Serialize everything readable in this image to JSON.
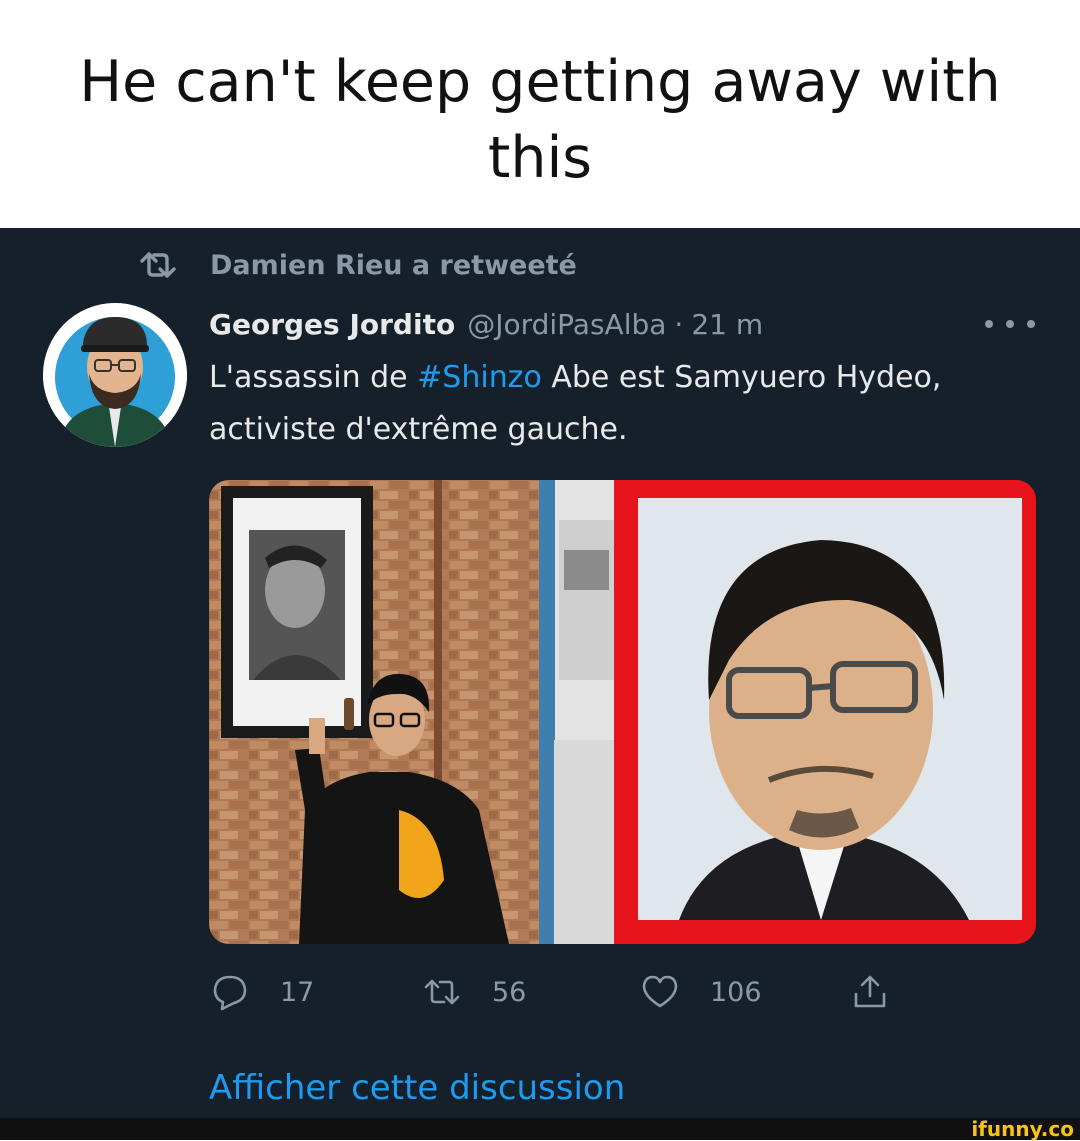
{
  "caption": {
    "line1": "He can't keep getting away with",
    "line2": "this"
  },
  "retweet": {
    "icon": "retweet-icon",
    "label": "Damien Rieu a retweeté"
  },
  "tweet": {
    "author_name": "Georges Jordito",
    "author_handle": "@JordiPasAlba",
    "separator": "·",
    "time": "21 m",
    "more_icon": "more-options-icon",
    "text_before": "L'assassin de ",
    "hashtag": "#Shinzo",
    "text_after": " Abe est Samyuero Hydeo, activiste d'extrême gauche.",
    "media": {
      "left_icon": "photo-man-pointing-at-portrait",
      "right_icon": "photo-portrait-with-red-border",
      "border_color": "#e8141c"
    }
  },
  "actions": {
    "reply": {
      "icon": "reply-icon",
      "count": "17"
    },
    "retweet": {
      "icon": "retweet-icon",
      "count": "56"
    },
    "like": {
      "icon": "heart-icon",
      "count": "106"
    },
    "share": {
      "icon": "share-icon"
    }
  },
  "show_thread": "Afficher cette discussion",
  "watermark": "ifunny.co",
  "colors": {
    "background": "#15202b",
    "primary_text": "#e7e9ea",
    "secondary_text": "#8b98a5",
    "accent": "#1d9bf0"
  }
}
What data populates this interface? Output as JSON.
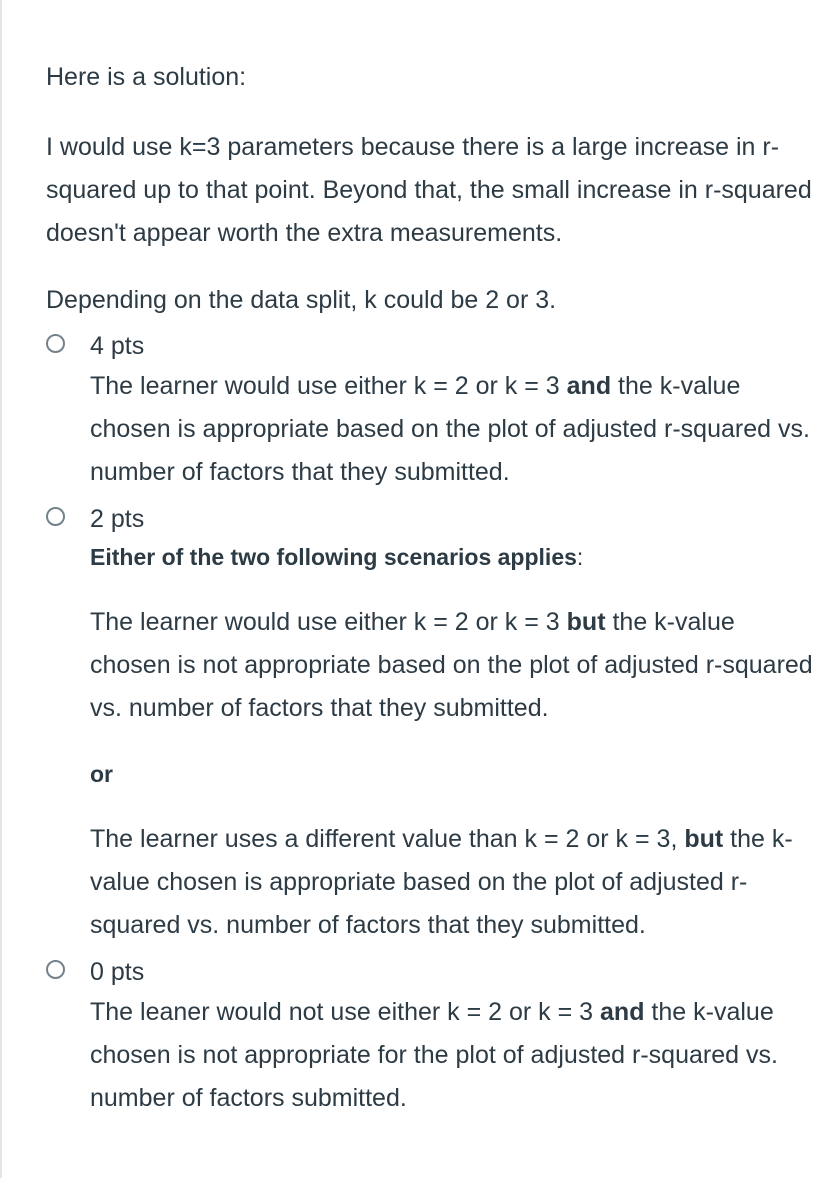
{
  "intro": "Here is a solution:",
  "answer": "I would use k=3 parameters because there is a large increase in r-squared up to that point. Beyond that, the small increase in r-squared doesn't appear worth the extra measurements.",
  "note": "Depending on the data split, k could be 2 or 3.",
  "options": [
    {
      "points": "4 pts",
      "desc_before": "The learner would use either k = 2 or k = 3 ",
      "desc_bold": "and",
      "desc_after": " the k-value chosen is appropriate based on the plot of adjusted r-squared vs. number of factors that they submitted."
    },
    {
      "points": "2 pts",
      "heading": "Either of the two following scenarios applies",
      "heading_suffix": ":",
      "scenario1_before": "The learner would use either k = 2 or k = 3 ",
      "scenario1_bold": "but",
      "scenario1_after": " the k-value chosen is not appropriate based on the plot of adjusted r-squared vs. number of factors that they submitted.",
      "or_label": "or",
      "scenario2_before": "The learner uses a different value than k = 2 or k = 3, ",
      "scenario2_bold": "but",
      "scenario2_after": " the k-value chosen is appropriate based on the plot of adjusted r-squared vs. number of factors that they submitted."
    },
    {
      "points": "0 pts",
      "desc_before": "The leaner would not use either k = 2 or k = 3 ",
      "desc_bold": "and",
      "desc_after": " the k-value chosen is not appropriate for the plot of adjusted r-squared vs. number of factors submitted."
    }
  ]
}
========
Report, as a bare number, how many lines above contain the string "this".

*ANSWER SECTION*. 3